Money in the Bank qualifiers were the theme on WWE’s main roster this week, and the most notable of the lot, for various reasons, proved to be SDL’s main event between Daniel Bryan and Rusev.
Fascinatingly, the early split crowd chant takes on a personality not unlike a John Cena match at the height of the man’s career, with the younger fans and older fans taking different sides and it shouldn’t be lost on the viewer that the older fans side with Rusev. Whether that is just an example of typical contrarianism or a turn of events speaking to a truth I have repeatedly mentioned – that, whether we like it or not, WWE ultimately moved on when Bryan was out – I’m not certain, but it most certainly catalyses an atmosphere that remains lively from that point on.
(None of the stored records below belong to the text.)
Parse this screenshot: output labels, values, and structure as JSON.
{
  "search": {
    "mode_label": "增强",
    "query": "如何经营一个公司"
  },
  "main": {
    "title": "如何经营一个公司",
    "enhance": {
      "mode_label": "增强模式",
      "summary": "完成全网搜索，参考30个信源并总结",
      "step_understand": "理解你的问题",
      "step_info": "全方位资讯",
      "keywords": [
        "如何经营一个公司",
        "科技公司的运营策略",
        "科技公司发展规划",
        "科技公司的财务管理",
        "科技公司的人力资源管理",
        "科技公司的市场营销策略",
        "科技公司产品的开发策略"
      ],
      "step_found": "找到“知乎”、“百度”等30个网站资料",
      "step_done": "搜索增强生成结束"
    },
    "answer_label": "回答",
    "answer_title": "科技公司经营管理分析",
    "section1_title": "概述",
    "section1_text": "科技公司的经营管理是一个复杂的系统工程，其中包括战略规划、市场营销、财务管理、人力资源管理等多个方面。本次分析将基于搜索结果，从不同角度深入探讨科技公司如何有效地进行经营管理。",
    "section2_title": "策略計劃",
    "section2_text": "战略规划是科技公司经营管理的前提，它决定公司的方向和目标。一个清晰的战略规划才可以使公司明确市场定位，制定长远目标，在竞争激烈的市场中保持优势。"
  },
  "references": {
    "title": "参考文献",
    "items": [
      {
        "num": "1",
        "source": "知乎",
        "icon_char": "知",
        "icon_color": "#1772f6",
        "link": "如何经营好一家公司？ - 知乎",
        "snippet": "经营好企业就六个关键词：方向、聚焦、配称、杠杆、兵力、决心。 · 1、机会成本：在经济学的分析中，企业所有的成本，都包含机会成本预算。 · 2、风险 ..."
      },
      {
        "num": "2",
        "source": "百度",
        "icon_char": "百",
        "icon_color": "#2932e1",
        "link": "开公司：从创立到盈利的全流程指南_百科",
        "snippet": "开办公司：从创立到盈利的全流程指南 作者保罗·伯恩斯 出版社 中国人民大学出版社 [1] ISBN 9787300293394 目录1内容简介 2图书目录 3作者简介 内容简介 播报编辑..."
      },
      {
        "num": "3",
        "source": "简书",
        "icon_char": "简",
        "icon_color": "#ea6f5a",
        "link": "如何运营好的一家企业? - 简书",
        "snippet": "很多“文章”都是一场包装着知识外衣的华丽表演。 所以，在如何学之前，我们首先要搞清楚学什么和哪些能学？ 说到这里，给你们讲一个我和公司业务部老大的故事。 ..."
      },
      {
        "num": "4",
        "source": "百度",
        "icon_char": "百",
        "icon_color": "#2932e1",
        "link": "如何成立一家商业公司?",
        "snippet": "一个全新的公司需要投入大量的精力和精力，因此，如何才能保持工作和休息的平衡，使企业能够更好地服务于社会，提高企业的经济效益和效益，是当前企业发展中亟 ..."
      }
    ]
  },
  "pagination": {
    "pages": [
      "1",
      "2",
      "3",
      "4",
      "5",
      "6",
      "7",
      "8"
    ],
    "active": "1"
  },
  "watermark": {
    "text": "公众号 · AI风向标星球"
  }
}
The entire story told between the two of them plays heavily on the size difference without making much in the way of a point of it. There’s no prolonged beat down for Daniel Bryan that slows the pace down unduly, and instead the action remains explosive, popping lively from one big moment to the next with delightful energy. The hero Bryan is a literal slippery customer for Rusev, who repeatedly struggles to get the Yes Man firmly in his grasp only to be met with frustration. It’s not unlike a lion pawing at a mouse and failing to kill it. Even a clear opportunity for the Accolade is frustrated thanks to a degree of tactical foresight from Bryan, who had earlier sought to damage Rusev’s hand.
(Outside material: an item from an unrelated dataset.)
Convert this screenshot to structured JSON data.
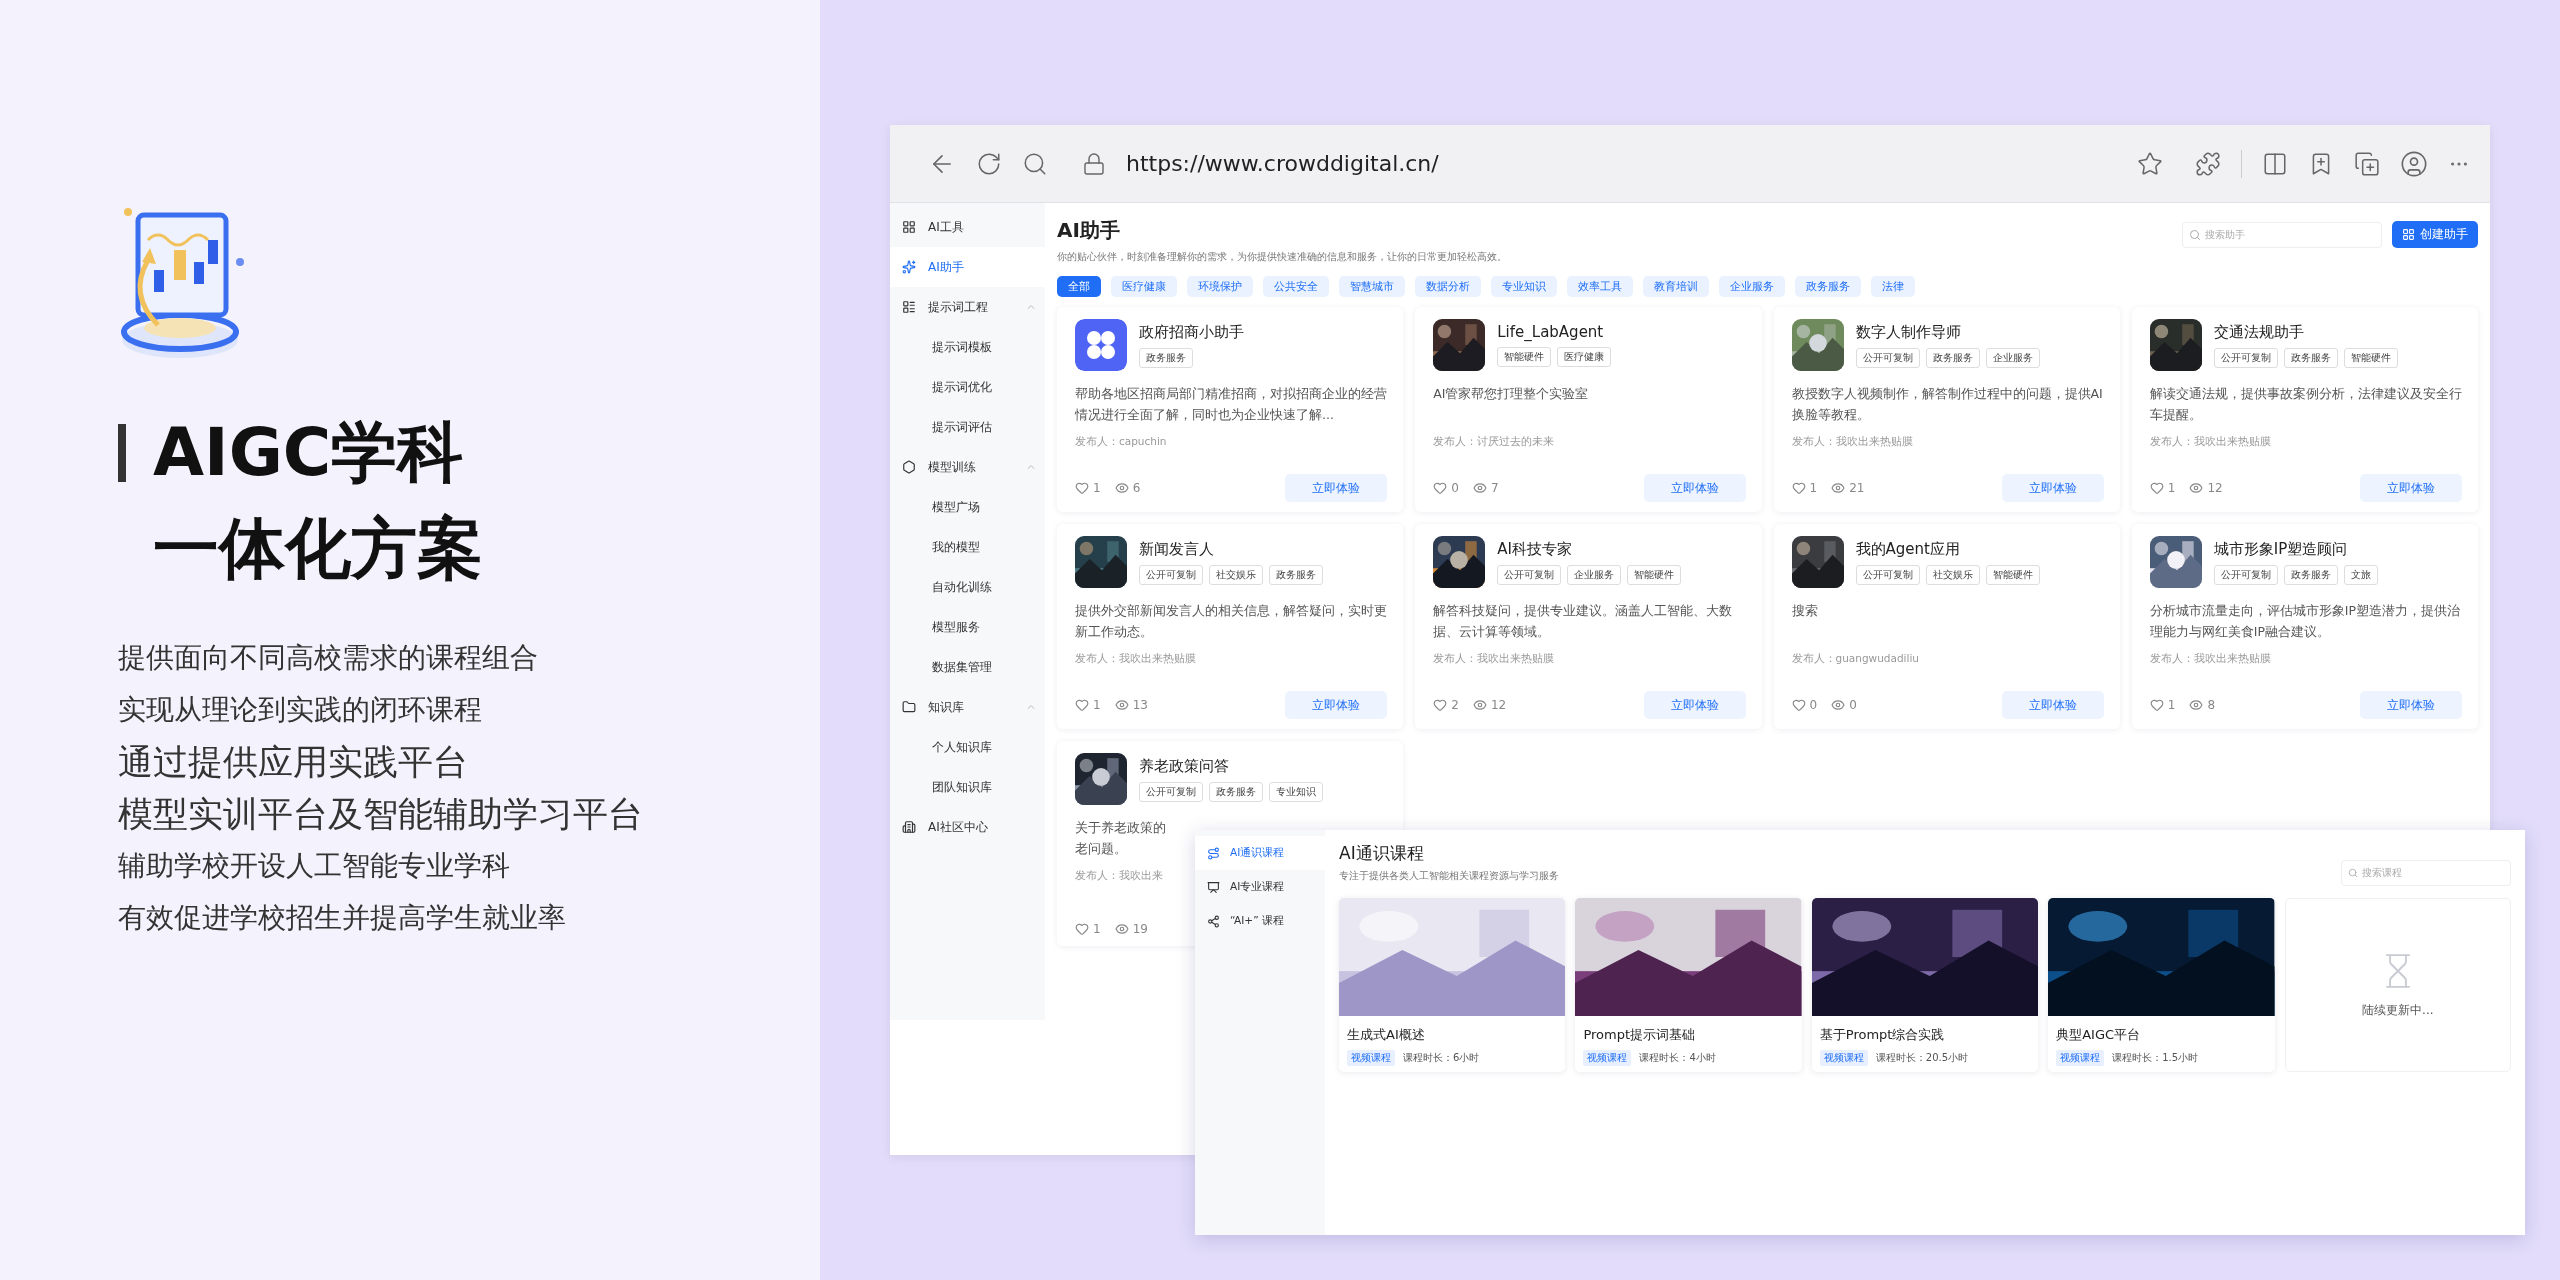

That Rusev attains a shocking and notably clean victory over Daniel Bryan – to whom, by the match’s conclusion, the live crowd is as invested in and connected to as they once were several years ago – drives home the simple theme: after minutes and minutes of trying, when Rusev does finally nail a big blow, it proves decisive; not least of all, one would imagine, because of it being a powerhouse blast to the historically damaged head of the Leader of the Yes Movement.
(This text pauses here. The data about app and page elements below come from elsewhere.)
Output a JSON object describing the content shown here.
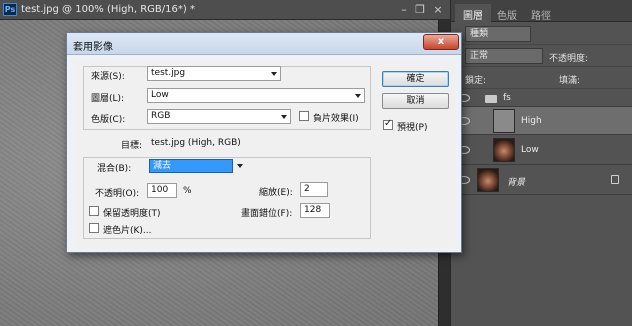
{
  "document": {
    "tab_title": "test.jpg @ 100% (High, RGB/16*) *",
    "app_icon": "Ps",
    "minimize": "–",
    "restore": "❐",
    "close": "×"
  },
  "layers_panel": {
    "tabs": [
      "圖層",
      "色版",
      "路徑"
    ],
    "filter_label": "種類",
    "blend_mode": "正常",
    "opacity_label": "不透明度:",
    "lock_label": "鎖定:",
    "fill_label": "填滿:",
    "layers": [
      {
        "name": "fs",
        "type": "group"
      },
      {
        "name": "High",
        "type": "layer"
      },
      {
        "name": "Low",
        "type": "layer"
      },
      {
        "name": "背景",
        "type": "background"
      }
    ]
  },
  "dialog": {
    "title": "套用影像",
    "close_label": "x",
    "source_label": "來源(S):",
    "source_value": "test.jpg",
    "layer_label": "圖層(L):",
    "layer_value": "Low",
    "channel_label": "色版(C):",
    "channel_value": "RGB",
    "invert_label": "負片效果(I)",
    "target_label": "目標:",
    "target_value": "test.jpg (High, RGB)",
    "blending_label": "混合(B):",
    "blending_value": "減去",
    "opacity_label": "不透明(O):",
    "opacity_value": "100",
    "opacity_unit": "%",
    "scale_label": "縮放(E):",
    "scale_value": "2",
    "offset_label": "畫面錯位(F):",
    "offset_value": "128",
    "preserve_label": "保留透明度(T)",
    "mask_label": "遮色片(K)...",
    "ok_label": "確定",
    "cancel_label": "取消",
    "preview_label": "預視(P)",
    "preview_checked": true
  }
}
It is following that dramatic turn of events that the camera lingers on a dejected looking Bryan, while Corey Graves on commentary claims the proverbial glass slipper has just been shattered. In that moment, we witness a possible glimpse of the Yes Man’s future, a sign of things to come, because his first ascent to the WWE World Heavyweight Championship had nothing fairytale about it; quite the opposite, in fact. Instead of glass slippers and easy wishes there was gritty determination and hard won victories. It was a miracle, yes, but a miracle made out of one man’s blood, effort and sinew, and one that could yet be repeated.
Bryan’s loss this last week is likely to be more fuel than futility, being both the return of something old and the beginning of something new. I have a sneaking suspicion it will only serve to spur Bryan on to begin a new journey back toward the mountaintop that Fate so cruelly pushed him off of. He relishes that struggle; so should we.
Sometimes, WWE is at its best when it isn’t trying too hard. I emphasise the word sometimes. This week seemed to be one of those times. That might simply be because it is hard to imagine any scenario coming off as worse than the conclusion to Backlash 2018, but the effect is the same nonetheless. Money in the Bank and a clean break from the after-effects of the Superstar Shakeup have started the process of creative revitalisation, and we can only hope this coming week brings yet more of the same. We know there’ll be more Money in the Bank qualifiers, and we know already that Seth Rollins will defend his Intercontinental Championship against long-time enemy Kevin Owens, so already we have reason to be optimistic.
Basically, ‘E, more matches with more character please!
With that in mind, if you have any thoughts on the Money in the Bank qualifiers I’ve discussed here, about the Intercontinental Open seemingly getting a soft restart, or about any of the week’s happenings that I’ve both explored and excluded from this week’s Performance Art View, let them be known in the comments below, over on social media or even by signing up to our own LOPForums; just click here to sign up!